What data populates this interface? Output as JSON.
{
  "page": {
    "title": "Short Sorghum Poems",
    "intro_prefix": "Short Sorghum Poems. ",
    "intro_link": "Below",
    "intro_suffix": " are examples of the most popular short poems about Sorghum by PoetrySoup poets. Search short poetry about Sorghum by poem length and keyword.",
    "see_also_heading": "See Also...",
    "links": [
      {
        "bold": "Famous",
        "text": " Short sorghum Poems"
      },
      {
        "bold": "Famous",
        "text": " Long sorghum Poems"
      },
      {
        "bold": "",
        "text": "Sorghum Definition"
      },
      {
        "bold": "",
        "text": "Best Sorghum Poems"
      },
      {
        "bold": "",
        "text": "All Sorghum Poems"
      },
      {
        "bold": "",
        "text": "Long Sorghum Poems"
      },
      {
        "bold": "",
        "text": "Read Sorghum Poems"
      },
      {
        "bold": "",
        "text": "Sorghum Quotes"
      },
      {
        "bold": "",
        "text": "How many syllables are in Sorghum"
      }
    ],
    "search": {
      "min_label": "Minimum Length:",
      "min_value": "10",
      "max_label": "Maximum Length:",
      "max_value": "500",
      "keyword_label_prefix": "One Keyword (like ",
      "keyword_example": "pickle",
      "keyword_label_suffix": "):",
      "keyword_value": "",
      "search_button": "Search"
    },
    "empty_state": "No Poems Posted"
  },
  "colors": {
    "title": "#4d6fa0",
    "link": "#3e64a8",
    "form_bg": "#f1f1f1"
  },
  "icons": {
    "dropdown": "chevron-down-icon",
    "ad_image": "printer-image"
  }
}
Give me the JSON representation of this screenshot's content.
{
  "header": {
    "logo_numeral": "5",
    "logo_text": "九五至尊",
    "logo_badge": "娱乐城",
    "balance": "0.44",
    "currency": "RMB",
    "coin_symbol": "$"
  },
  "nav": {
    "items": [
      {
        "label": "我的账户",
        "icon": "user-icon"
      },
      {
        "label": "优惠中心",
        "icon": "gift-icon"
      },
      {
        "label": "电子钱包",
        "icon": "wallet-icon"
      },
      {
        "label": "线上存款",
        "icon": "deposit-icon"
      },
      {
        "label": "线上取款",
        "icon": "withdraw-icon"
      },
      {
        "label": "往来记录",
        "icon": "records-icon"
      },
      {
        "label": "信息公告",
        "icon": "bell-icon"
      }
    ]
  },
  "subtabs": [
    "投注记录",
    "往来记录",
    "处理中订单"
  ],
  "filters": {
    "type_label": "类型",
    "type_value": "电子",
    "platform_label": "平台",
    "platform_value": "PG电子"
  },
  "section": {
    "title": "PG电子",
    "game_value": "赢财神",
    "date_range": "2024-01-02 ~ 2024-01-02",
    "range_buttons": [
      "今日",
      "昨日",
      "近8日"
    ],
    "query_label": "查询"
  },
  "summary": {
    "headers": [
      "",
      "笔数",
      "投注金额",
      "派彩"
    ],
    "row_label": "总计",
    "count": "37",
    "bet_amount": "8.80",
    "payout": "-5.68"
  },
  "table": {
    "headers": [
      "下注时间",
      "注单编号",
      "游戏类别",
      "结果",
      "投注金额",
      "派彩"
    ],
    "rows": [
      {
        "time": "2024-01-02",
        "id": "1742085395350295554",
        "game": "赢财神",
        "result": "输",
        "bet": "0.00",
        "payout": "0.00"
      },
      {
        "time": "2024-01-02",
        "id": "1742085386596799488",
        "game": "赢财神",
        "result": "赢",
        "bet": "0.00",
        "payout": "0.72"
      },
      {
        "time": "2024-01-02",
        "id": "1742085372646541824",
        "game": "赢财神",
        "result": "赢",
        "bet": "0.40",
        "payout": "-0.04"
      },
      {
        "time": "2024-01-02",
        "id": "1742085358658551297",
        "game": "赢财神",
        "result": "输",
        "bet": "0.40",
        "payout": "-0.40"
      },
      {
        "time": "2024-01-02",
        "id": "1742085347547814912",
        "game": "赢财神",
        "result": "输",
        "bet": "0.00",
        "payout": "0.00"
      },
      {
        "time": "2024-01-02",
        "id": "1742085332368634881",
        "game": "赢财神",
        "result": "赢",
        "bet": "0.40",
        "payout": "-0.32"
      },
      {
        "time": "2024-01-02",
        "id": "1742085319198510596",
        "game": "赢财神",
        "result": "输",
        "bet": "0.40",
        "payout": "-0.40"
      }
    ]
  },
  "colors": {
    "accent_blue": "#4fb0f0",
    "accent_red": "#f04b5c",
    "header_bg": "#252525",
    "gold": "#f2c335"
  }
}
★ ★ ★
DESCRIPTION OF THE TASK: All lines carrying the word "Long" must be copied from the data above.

EXPECTED ANSWER:
        "text": " Long sorghum Poems"
        "text": "Long Sorghum Poems"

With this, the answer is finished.